By Dana Palmer
For us mothers, loving our families is a big part of how we serve our neighbor. Some Christians, particularly modern evangelicals, view these good works as going up to Heaven. They are works “for God.” In contrast, Martin Luther wisely said, “God does not need your good works, but your neighbor does.” Service within our families is horizontal, rather than vertical. Upon reflection, however, I have been thinking of the flow of giving and receiving within a family as more of a circle: the parents are the authority and give to their children, but the children, in their own God-given way, also give to the parents. Although this does honor God, it is important to also remember that God has graciously given us our families to benefit us. Our families are good gifts from God.
My oldest child is engaged and lives several states away from us. It is hard to comprehend that almost twenty years have passed since I lay awake in the hospital the night she was born, unable to sleep because of the wonder I felt at her birth. After years of mothering a household of little children, I find myself in the position of being the mother of children who are middle-school-aged and older. My relationship with each of my four children has grown, deepened, and changed over time. Our service to each other has changed also. When my children were all small, I was uncomfortable with the knowledge that I would need to relate to them differently in the seemingly far-off time when they were older. This discomfort came from my own strained relationships with adults when I was a teenager. I knew that I would have to let go and give my children more responsibility and choices, but how would that work? Would we still be able to express love to each other?

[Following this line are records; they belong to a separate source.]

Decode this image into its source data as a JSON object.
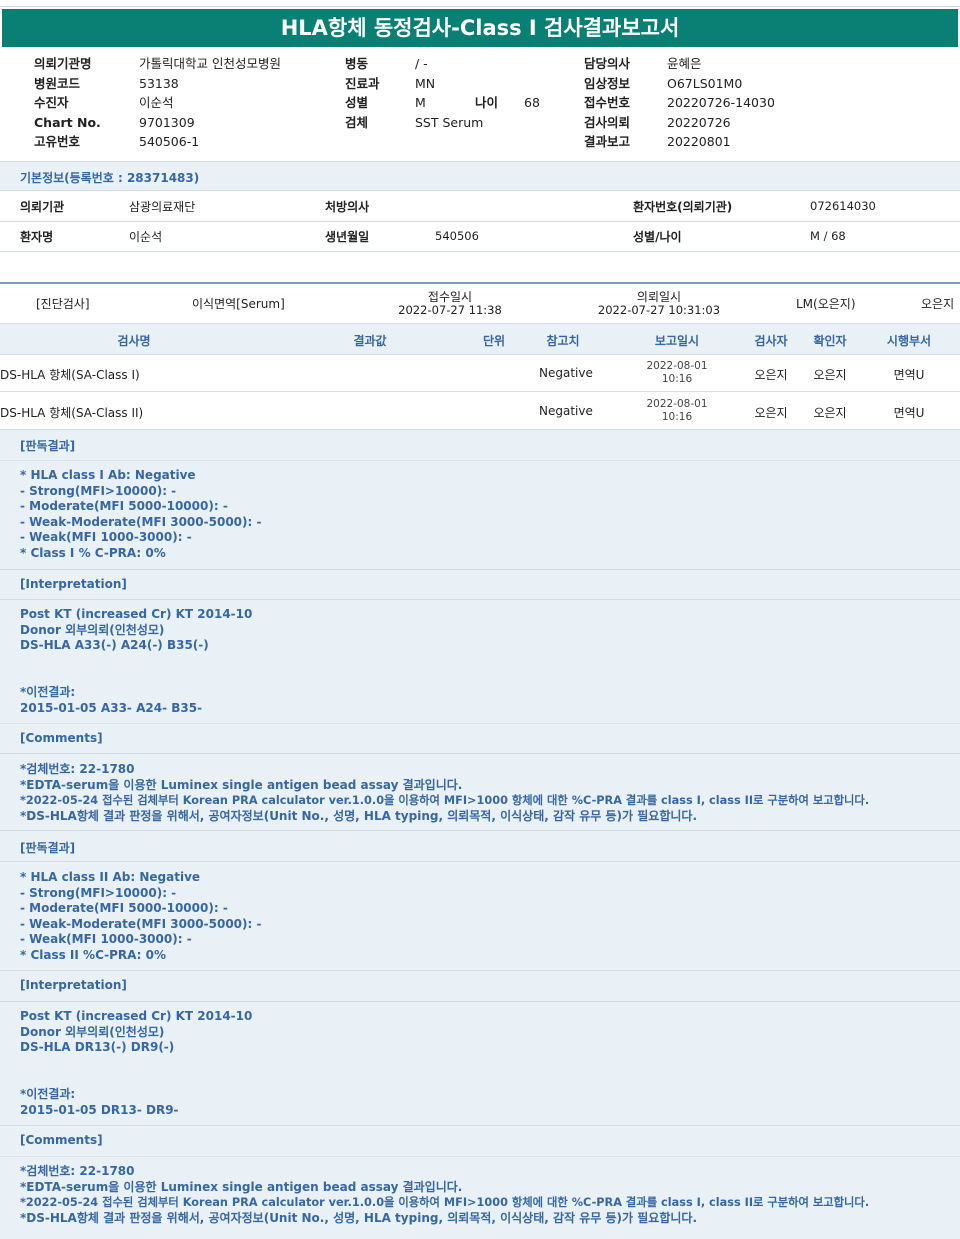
{
  "report_title": "HLA항체 동정검사-Class I 검사결과보고서",
  "header": {
    "col1": [
      {
        "label": "의뢰기관명",
        "value": "가톨릭대학교 인천성모병원"
      },
      {
        "label": "병원코드",
        "value": "53138"
      },
      {
        "label": "수진자",
        "value": "이순석"
      },
      {
        "label": "Chart No.",
        "value": "9701309"
      },
      {
        "label": "고유번호",
        "value": "540506-1"
      }
    ],
    "col2": [
      {
        "label": "병동",
        "value": "/ -"
      },
      {
        "label": "진료과",
        "value": "MN"
      },
      {
        "label": "성별",
        "value": "M"
      },
      {
        "label": "검체",
        "value": "SST Serum"
      }
    ],
    "age_label": "나이",
    "age_value": "68",
    "col3": [
      {
        "label": "담당의사",
        "value": "윤혜은"
      },
      {
        "label": "임상정보",
        "value": "O67LS01M0"
      },
      {
        "label": "접수번호",
        "value": "20220726-14030"
      },
      {
        "label": "검사의뢰",
        "value": "20220726"
      },
      {
        "label": "결과보고",
        "value": "20220801"
      }
    ]
  },
  "basic_info": {
    "title": "기본정보(등록번호 : 28371483)",
    "requester_label": "의뢰기관",
    "requester_value": "삼광의료재단",
    "doctor_label": "처방의사",
    "doctor_value": "",
    "patient_no_label": "환자번호(의뢰기관)",
    "patient_no_value": "072614030",
    "patient_name_label": "환자명",
    "patient_name_value": "이순석",
    "birth_label": "생년월일",
    "birth_value": "540506",
    "sex_age_label": "성별/나이",
    "sex_age_value": "M / 68"
  },
  "exam_info": {
    "category": "[진단검사]",
    "specimen": "이식면역[Serum]",
    "received_label": "접수일시",
    "received_value": "2022-07-27  11:38",
    "requested_label": "의뢰일시",
    "requested_value": "2022-07-27  10:31:03",
    "lm": "LM(오은지)",
    "examiner": "오은지"
  },
  "table": {
    "headers": [
      "검사명",
      "결과값",
      "단위",
      "참고치",
      "보고일시",
      "검사자",
      "확인자",
      "시행부서"
    ],
    "rows": [
      {
        "name": "DS-HLA 항체(SA-Class I)",
        "result": "",
        "unit": "",
        "reference": "Negative",
        "date": "2022-08-01",
        "time": "10:16",
        "tester": "오은지",
        "confirmer": "오은지",
        "dept": "면역U"
      },
      {
        "name": "DS-HLA 항체(SA-Class II)",
        "result": "",
        "unit": "",
        "reference": "Negative",
        "date": "2022-08-01",
        "time": "10:16",
        "tester": "오은지",
        "confirmer": "오은지",
        "dept": "면역U"
      }
    ]
  },
  "sections": {
    "s1_title": "[판독결과]",
    "s1_lines": [
      "* HLA class I Ab: Negative",
      "- Strong(MFI>10000): -",
      "- Moderate(MFI 5000-10000): -",
      "- Weak-Moderate(MFI 3000-5000): -",
      "- Weak(MFI 1000-3000): -",
      "* Class I % C-PRA: 0%"
    ],
    "s2_title": "[Interpretation]",
    "s2_lines": [
      "Post KT (increased Cr) KT 2014-10",
      "Donor 외부의뢰(인천성모)",
      "DS-HLA A33(-) A24(-) B35(-)",
      "",
      "",
      "*이전결과:",
      "2015-01-05 A33- A24- B35-"
    ],
    "s3_title": "[Comments]",
    "s3_lines": [
      "*검체번호: 22-1780",
      "*EDTA-serum을 이용한 Luminex single antigen bead assay 결과입니다.",
      "*2022-05-24 접수된 검체부터 Korean PRA calculator ver.1.0.0을 이용하여 MFI>1000 항체에 대한 %C-PRA 결과를 class I, class II로 구분하여 보고합니다.",
      "*DS-HLA항체 결과 판정을 위해서, 공여자정보(Unit No., 성명, HLA typing, 의뢰목적, 이식상태, 감작 유무 등)가 필요합니다."
    ],
    "s4_title": "[판독결과]",
    "s4_lines": [
      "* HLA class II Ab: Negative",
      "- Strong(MFI>10000): -",
      "- Moderate(MFI 5000-10000): -",
      "- Weak-Moderate(MFI 3000-5000): -",
      "- Weak(MFI 1000-3000): -",
      "* Class II %C-PRA: 0%"
    ],
    "s5_title": "[Interpretation]",
    "s5_lines": [
      "Post KT (increased Cr) KT 2014-10",
      "Donor 외부의뢰(인천성모)",
      "DS-HLA DR13(-) DR9(-)",
      "",
      "",
      "*이전결과:",
      "2015-01-05 DR13- DR9-"
    ],
    "s6_title": "[Comments]",
    "s6_lines": [
      "*검체번호: 22-1780",
      "*EDTA-serum을 이용한 Luminex single antigen bead assay 결과입니다.",
      "*2022-05-24 접수된 검체부터 Korean PRA calculator ver.1.0.0을 이용하여 MFI>1000 항체에 대한 %C-PRA 결과를 class I, class II로 구분하여 보고합니다.",
      "*DS-HLA항체 결과 판정을 위해서, 공여자정보(Unit No., 성명, HLA typing, 의뢰목적, 이식상태, 감작 유무 등)가 필요합니다."
    ]
  }
}
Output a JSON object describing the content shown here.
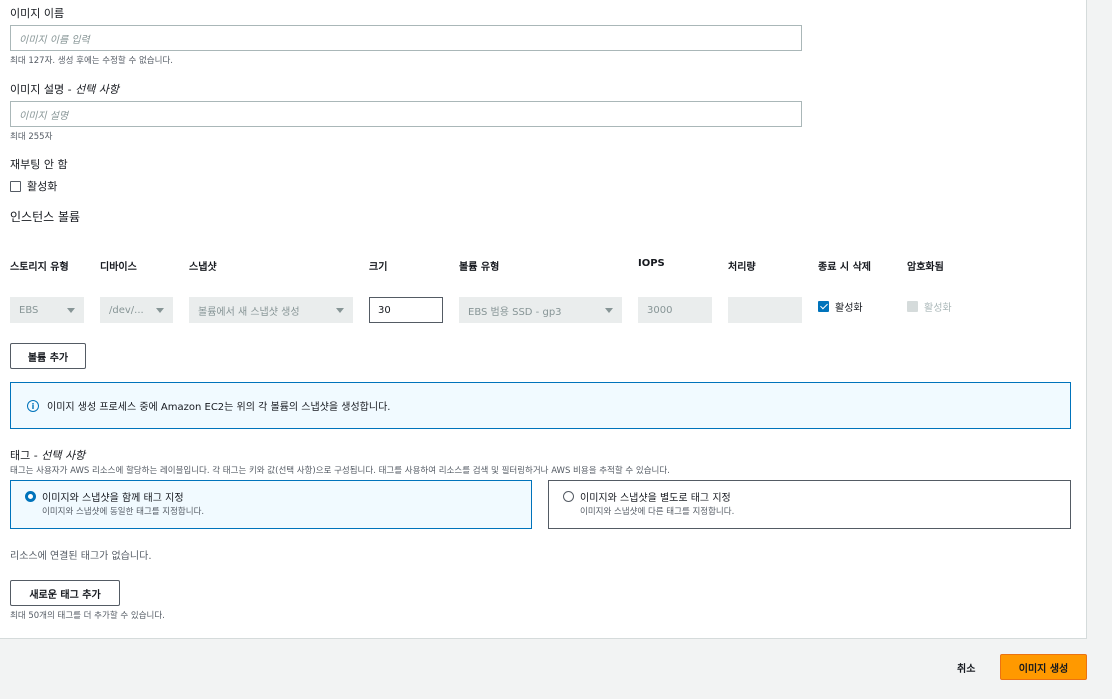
{
  "image_name": {
    "label": "이미지 이름",
    "placeholder": "이미지 이름 입력",
    "hint": "최대 127자. 생성 후에는 수정할 수 없습니다."
  },
  "image_description": {
    "label": "이미지 설명 - ",
    "label_optional": "선택 사항",
    "placeholder": "이미지 설명",
    "hint": "최대 255자"
  },
  "no_reboot": {
    "label": "재부팅 안 함",
    "checkbox_label": "활성화"
  },
  "volumes": {
    "title": "인스턴스 볼륨",
    "headers": [
      "스토리지 유형",
      "디바이스",
      "스냅샷",
      "크기",
      "볼륨 유형",
      "IOPS",
      "처리량",
      "종료 시 삭제",
      "암호화됨"
    ],
    "row": {
      "storage_type": "EBS",
      "device": "/dev/...",
      "snapshot": "볼륨에서 새 스냅샷 생성",
      "size": "30",
      "volume_type": "EBS 범용 SSD - gp3",
      "iops": "3000",
      "throughput": "",
      "delete_on_termination_label": "활성화",
      "encrypted_label": "활성화"
    },
    "add_volume_button": "볼륨 추가"
  },
  "info_alert": {
    "icon": "info-icon",
    "text": "이미지 생성 프로세스 중에 Amazon EC2는 위의 각 볼륨의 스냅샷을 생성합니다."
  },
  "tags": {
    "label": "태그 - ",
    "label_optional": "선택 사항",
    "description": "태그는 사용자가 AWS 리소스에 할당하는 레이블입니다. 각 태그는 키와 값(선택 사항)으로 구성됩니다. 태그를 사용하여 리소스를 검색 및 필터링하거나 AWS 비용을 추적할 수 있습니다.",
    "options": [
      {
        "title": "이미지와 스냅샷을 함께 태그 지정",
        "subtitle": "이미지와 스냅샷에 동일한 태그를 지정합니다."
      },
      {
        "title": "이미지와 스냅샷을 별도로 태그 지정",
        "subtitle": "이미지와 스냅샷에 다른 태그를 지정합니다."
      }
    ],
    "empty_text": "리소스에 연결된 태그가 없습니다.",
    "add_tag_button": "새로운 태그 추가",
    "add_tag_hint": "최대 50개의 태그를 더 추가할 수 있습니다."
  },
  "footer": {
    "cancel_label": "취소",
    "create_label": "이미지 생성"
  },
  "colors": {
    "accent": "#0073bb",
    "primary_button": "#ff9900",
    "info_bg": "#f1faff"
  }
}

Martin Luther’s explanation of the Fourth Commandment in his Small Catechism tells us that we are to “fear and love God so that we do not despise or anger our parents and other authorities, but honor them, serve and obey them, love and cherish them.” Those early years of parenting center heavily on instilling this understanding in our children. In fact, I overdid that focus. I wish I had been Lutheran back when my children were little--we were a church-going, Bible-reading, Evangelical family that focused a lot on the Law. The Law of God is good and wise, as the hymn says, and I am thankful for the moral guidance from God's Word (and I did try to show the kids that we unconditionally loved them), but the specific pronouncement of the forgiveness of sins, both by us parent and Jesus, was ultimately what they needed.
As my children grew and we moved out of the constant supervision phase, we became Lutheran. What a joy it was to be able to speak forgiveness to my children. Yet I experienced pain as I realized the damage I had done by putting the primary emphasis on their behavior, instead of the life-giving Word of God. I sincerely believe that becoming Lutheran saved my relationship with my children. I began to listen and try to understand my children, instead of treating them like robots that should give me a particular behavioral output if I trained them in a certain way. When correcting them, once they understood their offense and were repentant, I aimed to end the “talking-to” right then and there instead of heaping more guilt on them by continuing a lecture.
I also learned that there was no lecture I could give that would help them face the inevitable struggles that come with living in a sinful world. I remember a wise older mom once telling me as I struggled with potty-training my children, “This may seem like a big deal now, but it is actually a simple time. The kids' needs become more complex when they get older.” That didn't seem possible at the time, but it has turned out to be true. Dealing with a potty-training accident is easy compared to the pain of seeing a child hurt or rejected by a peer. I also experienced a learning curve in helping the children deal with the realization of their own sinfulness that comes with growing up. The challenge is compounded by the fact that it is not uncommon for them to have some of the same sinful tendencies that I see in myself. It feels downright strange to give advice while I feel like I am the one who needs guidance. Thankfully, God promises that when we ask, He gives us wisdom. His strength comes through. I don't have to have it all together or have all the answers, because ultimately, we all need the forgiveness which Christ abundantly gives.
I am glad that my children still need me as a mother even though mine is a constantly changing role. As they mature, I have told them more of my own life experience, in hopes that they can learn from my mistakes. I also listen more, and show them their options, so they can think through the various choices and gain confidence in their ability to do so. I am also glad to say that I treasure being with my four children, now ages 11-19. We laugh, grieve, work, play, learn, worship, and pray together. My husband and I consider ourselves incredibly blessed, and look forward to continuing to guide, advise, and enjoy these dear children God has given us.
How is the Fourth Commandment a circle? With the help of the Holy Spirit, we love our children and don't provoke them to anger (Ephesians 6:4). When we fail (and we do), we repent and receive Christ's forgiveness. Through the love that Christ gives us, we discipline, instruct, and forgive our children in Christ's name. By that same grace of Christ they love, cherish, serve, obey, and honor us, which gives thanks to God. As they grow up and marry, they have children and the multiplication of God's love continues its circle for generations to come.
Dana Palmer is Pastor Stan Palmer's wife, mom to four children ages 11-19, a daughter, a sister, and a friend. She homeschools three of her children and enjoys Lutheran theology, reading, writing, classic movies, exercising, scrapbooking, and people.
Title Image: "Breaking Home Ties" by Thomas Hovenden, 1890
Title Image: "Breaking Home Ties" by Thomas Hovenden, 1890